“These floods have really challenged our community – we’ve seen the devastation to homes and businesses it has caused, the economic impact of the loss of trade, and the overall fatigue and anxiety that comes with living through the uncertainty of a drawn-out disaster of this magnitude,” Mayor Bailey said.

“We’re excited by the Murray Princess’ return to cruising, and to welcome back the first passengers to Mannum and our wider district. The reality is that many of our campgrounds and other riverfront facilities such as our local caravan parks and reserves will take a while to fully recover and reopen. In the meantime, the visitors coming for a Murray Princess cruise will provide a much-needed boost to our local economy and support for our tourism operators and businesses while we rebuild.”

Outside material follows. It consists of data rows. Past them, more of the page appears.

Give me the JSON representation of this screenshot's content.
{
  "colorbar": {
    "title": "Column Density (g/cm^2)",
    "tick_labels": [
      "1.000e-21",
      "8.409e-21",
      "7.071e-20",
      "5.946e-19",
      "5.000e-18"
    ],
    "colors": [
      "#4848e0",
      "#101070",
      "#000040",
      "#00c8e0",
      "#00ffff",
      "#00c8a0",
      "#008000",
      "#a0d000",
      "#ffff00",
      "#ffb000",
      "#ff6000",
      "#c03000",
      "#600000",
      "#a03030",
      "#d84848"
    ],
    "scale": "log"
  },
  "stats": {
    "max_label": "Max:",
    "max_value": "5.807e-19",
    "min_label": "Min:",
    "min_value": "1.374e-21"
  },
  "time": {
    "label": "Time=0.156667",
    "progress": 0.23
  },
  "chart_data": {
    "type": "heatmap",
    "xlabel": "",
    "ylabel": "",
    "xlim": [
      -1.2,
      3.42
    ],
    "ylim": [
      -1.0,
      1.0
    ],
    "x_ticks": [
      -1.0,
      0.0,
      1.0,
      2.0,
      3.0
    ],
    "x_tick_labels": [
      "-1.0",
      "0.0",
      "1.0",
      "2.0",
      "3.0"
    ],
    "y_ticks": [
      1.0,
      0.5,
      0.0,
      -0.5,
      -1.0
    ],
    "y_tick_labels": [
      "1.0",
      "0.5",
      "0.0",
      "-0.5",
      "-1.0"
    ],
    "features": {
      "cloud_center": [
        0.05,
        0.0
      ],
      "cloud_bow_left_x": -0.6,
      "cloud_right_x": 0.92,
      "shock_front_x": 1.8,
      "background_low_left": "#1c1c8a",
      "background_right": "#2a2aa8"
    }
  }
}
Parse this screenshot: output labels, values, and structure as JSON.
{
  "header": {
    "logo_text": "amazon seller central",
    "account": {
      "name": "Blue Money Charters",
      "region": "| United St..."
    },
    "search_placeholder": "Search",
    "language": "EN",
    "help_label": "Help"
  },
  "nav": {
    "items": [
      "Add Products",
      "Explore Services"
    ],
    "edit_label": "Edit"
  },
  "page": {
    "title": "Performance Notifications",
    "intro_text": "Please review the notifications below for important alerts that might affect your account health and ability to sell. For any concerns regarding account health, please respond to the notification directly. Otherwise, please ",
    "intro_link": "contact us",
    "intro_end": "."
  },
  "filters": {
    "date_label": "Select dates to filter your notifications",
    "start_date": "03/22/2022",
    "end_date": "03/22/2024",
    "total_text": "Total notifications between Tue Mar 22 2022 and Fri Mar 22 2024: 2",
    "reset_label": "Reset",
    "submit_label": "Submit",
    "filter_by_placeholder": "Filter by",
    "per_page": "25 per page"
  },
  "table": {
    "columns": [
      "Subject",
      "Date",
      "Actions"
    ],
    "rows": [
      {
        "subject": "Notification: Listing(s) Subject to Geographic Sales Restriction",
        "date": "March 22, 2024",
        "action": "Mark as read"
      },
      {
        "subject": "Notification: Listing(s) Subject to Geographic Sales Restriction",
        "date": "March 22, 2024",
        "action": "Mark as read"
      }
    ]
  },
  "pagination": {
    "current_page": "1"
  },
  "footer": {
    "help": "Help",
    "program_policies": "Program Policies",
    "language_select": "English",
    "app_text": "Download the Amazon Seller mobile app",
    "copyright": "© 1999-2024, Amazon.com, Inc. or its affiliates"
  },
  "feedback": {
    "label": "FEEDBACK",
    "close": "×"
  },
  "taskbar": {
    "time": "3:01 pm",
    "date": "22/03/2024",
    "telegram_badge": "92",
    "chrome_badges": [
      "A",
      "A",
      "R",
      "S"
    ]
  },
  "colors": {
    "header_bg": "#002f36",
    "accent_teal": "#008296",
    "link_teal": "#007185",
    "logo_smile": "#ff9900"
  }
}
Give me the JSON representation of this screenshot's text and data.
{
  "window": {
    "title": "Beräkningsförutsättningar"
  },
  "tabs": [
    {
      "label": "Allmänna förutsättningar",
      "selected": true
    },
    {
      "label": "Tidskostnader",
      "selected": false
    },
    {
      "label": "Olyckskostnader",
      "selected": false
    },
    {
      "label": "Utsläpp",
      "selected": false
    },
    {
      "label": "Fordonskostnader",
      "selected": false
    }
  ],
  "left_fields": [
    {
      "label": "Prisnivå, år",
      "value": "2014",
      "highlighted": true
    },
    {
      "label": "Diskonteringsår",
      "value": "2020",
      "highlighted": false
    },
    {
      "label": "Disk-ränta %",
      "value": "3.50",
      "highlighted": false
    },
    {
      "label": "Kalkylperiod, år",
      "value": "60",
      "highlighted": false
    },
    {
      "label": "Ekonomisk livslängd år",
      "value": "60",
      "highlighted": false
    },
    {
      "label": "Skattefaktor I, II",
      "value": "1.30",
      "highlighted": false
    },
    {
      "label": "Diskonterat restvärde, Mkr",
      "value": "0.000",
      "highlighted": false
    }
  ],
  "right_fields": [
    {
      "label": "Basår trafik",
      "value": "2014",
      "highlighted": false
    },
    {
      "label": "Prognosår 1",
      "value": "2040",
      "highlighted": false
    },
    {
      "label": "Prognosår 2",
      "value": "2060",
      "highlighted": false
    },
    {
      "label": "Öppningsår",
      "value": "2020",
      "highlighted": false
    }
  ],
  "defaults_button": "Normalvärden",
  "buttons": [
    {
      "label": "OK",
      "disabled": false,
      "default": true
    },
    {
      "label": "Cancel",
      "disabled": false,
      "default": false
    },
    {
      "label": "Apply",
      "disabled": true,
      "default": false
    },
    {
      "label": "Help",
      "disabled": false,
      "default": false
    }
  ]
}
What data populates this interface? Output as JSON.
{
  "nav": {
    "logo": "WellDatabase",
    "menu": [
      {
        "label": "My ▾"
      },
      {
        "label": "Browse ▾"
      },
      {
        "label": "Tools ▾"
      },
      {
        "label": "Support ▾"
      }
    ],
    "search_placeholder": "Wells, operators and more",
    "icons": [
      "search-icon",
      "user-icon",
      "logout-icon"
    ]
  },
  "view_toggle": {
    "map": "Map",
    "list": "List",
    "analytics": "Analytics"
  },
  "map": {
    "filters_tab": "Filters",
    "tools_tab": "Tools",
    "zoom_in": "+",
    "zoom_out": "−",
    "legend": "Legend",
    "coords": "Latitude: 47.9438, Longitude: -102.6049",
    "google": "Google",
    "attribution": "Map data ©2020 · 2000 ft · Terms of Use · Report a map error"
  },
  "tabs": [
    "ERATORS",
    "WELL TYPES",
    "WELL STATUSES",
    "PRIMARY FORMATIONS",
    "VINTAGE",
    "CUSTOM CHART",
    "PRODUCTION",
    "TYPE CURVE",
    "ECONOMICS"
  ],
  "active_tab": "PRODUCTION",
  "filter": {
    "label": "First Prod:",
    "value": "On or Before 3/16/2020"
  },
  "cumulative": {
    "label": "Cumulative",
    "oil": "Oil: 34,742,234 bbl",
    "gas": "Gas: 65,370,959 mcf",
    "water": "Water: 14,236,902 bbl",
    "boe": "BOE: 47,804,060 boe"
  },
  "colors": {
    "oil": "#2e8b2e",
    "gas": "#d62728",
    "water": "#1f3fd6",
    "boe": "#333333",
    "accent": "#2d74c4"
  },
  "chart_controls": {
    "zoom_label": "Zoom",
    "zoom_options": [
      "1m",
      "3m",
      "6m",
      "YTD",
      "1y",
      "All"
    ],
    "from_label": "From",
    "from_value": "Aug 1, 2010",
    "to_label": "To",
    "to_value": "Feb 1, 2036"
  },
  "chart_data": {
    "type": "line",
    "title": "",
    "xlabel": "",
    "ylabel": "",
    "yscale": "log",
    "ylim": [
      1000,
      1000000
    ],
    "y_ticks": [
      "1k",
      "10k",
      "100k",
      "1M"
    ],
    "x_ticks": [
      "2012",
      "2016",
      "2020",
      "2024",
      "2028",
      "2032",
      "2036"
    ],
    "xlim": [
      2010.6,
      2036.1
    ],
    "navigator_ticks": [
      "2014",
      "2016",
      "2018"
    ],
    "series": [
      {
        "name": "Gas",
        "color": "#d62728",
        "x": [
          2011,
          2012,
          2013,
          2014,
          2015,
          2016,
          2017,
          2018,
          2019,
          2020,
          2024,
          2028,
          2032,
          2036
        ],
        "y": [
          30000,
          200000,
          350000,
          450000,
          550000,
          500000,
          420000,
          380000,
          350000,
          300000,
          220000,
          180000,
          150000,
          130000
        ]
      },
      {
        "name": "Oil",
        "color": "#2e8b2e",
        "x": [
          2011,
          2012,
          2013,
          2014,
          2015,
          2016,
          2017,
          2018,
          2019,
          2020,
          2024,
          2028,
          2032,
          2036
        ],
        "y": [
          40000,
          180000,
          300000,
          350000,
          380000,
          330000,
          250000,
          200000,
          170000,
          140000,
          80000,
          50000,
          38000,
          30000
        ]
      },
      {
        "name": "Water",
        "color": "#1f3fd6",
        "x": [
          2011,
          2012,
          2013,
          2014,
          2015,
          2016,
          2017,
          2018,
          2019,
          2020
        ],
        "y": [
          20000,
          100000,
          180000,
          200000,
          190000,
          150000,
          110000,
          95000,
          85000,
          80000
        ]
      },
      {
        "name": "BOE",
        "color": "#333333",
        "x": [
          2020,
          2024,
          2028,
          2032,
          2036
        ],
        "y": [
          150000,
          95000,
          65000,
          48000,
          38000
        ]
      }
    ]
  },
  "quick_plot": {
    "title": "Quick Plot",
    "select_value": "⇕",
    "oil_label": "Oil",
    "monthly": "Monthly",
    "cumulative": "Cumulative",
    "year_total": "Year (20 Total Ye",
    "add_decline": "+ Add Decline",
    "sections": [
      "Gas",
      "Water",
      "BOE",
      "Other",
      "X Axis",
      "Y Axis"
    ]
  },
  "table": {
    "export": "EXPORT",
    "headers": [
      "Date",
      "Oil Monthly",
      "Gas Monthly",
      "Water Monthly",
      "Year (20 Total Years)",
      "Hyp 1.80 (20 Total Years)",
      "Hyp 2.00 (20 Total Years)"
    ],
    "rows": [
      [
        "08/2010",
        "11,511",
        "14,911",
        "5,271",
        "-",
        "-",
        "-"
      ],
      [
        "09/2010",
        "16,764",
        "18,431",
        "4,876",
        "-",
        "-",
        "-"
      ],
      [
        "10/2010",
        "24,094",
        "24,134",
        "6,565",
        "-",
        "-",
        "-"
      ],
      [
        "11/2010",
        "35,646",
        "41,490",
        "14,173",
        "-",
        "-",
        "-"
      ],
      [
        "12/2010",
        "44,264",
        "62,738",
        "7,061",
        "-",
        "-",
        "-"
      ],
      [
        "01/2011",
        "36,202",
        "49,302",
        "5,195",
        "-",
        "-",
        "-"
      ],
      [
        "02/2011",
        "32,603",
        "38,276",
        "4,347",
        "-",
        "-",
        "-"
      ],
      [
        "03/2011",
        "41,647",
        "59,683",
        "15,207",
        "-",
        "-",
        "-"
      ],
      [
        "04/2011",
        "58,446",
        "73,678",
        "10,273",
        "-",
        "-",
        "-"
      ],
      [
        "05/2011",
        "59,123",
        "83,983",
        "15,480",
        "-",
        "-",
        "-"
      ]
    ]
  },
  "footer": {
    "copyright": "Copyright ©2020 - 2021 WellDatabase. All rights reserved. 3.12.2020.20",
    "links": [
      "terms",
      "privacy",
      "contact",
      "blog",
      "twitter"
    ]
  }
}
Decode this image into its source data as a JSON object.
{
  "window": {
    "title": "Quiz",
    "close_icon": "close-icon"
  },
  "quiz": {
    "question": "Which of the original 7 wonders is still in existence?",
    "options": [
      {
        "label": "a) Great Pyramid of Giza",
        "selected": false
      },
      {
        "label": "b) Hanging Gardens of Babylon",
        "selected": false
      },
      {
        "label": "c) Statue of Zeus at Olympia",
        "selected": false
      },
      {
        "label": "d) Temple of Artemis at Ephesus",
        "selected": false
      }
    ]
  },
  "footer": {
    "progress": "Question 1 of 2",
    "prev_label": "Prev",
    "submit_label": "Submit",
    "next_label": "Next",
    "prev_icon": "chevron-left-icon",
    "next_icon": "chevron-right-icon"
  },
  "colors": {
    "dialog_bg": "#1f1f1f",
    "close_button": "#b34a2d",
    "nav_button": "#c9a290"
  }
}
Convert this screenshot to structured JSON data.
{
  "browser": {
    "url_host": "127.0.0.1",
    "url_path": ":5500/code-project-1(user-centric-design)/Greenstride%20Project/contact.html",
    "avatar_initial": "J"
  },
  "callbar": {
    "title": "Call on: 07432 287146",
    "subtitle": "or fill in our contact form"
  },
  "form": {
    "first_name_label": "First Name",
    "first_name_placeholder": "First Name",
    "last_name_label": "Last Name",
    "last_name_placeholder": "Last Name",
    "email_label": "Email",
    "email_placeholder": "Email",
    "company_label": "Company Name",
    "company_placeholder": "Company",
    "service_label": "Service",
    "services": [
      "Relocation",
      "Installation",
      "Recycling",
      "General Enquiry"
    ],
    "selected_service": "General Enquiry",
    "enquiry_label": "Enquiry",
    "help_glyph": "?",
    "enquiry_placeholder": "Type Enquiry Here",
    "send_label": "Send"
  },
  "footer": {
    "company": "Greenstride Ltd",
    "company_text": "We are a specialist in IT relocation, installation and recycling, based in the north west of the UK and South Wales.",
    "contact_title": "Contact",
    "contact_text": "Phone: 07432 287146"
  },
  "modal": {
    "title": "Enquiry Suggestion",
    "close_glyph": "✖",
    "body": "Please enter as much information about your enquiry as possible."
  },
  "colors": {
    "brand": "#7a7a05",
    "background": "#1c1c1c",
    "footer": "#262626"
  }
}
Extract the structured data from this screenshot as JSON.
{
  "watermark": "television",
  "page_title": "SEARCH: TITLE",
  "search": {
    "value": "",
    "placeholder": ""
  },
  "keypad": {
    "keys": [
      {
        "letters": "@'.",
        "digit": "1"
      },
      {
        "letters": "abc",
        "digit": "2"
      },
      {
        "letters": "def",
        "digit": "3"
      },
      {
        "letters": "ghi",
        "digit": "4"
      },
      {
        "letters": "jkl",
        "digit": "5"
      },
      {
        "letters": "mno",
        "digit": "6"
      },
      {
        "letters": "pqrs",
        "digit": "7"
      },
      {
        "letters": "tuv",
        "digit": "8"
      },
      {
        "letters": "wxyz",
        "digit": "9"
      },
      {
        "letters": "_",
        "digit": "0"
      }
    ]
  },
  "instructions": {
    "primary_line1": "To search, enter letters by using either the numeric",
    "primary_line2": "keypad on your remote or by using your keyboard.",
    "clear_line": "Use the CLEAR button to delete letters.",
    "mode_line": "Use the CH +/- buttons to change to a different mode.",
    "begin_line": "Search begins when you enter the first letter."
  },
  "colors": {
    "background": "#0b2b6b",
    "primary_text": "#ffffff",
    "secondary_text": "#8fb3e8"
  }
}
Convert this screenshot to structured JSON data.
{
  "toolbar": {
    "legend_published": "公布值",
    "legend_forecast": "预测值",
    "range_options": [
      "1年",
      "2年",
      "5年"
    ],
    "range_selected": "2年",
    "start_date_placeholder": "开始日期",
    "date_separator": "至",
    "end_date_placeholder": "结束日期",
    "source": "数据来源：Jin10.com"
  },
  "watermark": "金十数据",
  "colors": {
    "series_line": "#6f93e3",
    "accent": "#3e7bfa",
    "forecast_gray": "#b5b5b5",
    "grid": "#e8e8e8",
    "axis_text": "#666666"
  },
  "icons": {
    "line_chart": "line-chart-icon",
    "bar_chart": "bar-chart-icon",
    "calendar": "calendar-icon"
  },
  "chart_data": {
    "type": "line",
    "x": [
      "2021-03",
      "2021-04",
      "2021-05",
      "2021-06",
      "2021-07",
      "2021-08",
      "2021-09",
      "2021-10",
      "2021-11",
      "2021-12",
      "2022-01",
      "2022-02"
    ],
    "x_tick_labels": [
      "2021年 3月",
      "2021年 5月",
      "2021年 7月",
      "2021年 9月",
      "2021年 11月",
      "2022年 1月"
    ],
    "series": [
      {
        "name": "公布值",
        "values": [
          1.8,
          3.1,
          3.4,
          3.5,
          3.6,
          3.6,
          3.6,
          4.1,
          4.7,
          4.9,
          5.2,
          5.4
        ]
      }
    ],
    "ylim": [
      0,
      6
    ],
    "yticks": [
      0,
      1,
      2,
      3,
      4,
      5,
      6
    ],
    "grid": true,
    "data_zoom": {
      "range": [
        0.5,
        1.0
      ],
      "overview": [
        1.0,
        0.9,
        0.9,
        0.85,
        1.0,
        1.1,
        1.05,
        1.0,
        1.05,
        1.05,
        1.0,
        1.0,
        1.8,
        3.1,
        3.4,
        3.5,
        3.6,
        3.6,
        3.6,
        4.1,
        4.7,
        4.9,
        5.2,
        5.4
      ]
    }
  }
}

Tourism experience providers Big Bend By Night are one of the local businesses to directly benefit from the Murray Princess’ return. Owner David LeBrun said the weekly visits by the tourist vessel for a shearing show, nocturnal tour and bush tucker breakfast will help them get back in business.

“We’ll be welcoming them back with open arms and warm hearts,” Mr LeBrun said. “It’s been a tough time as a business. We’ve missed the interaction with people because we’re in an isolated spot out here – but we’ve got a beautiful location for the scenic river cliff views that we love to share with visitors.

“We’ve had no bookings for three months - all our income is from the Murray Princess, houseboats or school groups. The relaunch of the Princess gets us up and going again, out of worry-mode and straight back into it.”

The largest inland paddlewheeler in the Southern Hemisphere, the PS Murray Princess is an icon of river cruising. Its return to the water will allow visitors to see the impact of the floods, the regeneration of the floodplains, and the majesty of the river’s stunning cliffs and tranquil hidden places.

Visit murrayprincess.com.au for information or to book your PS Murray Princess cruises to this special region.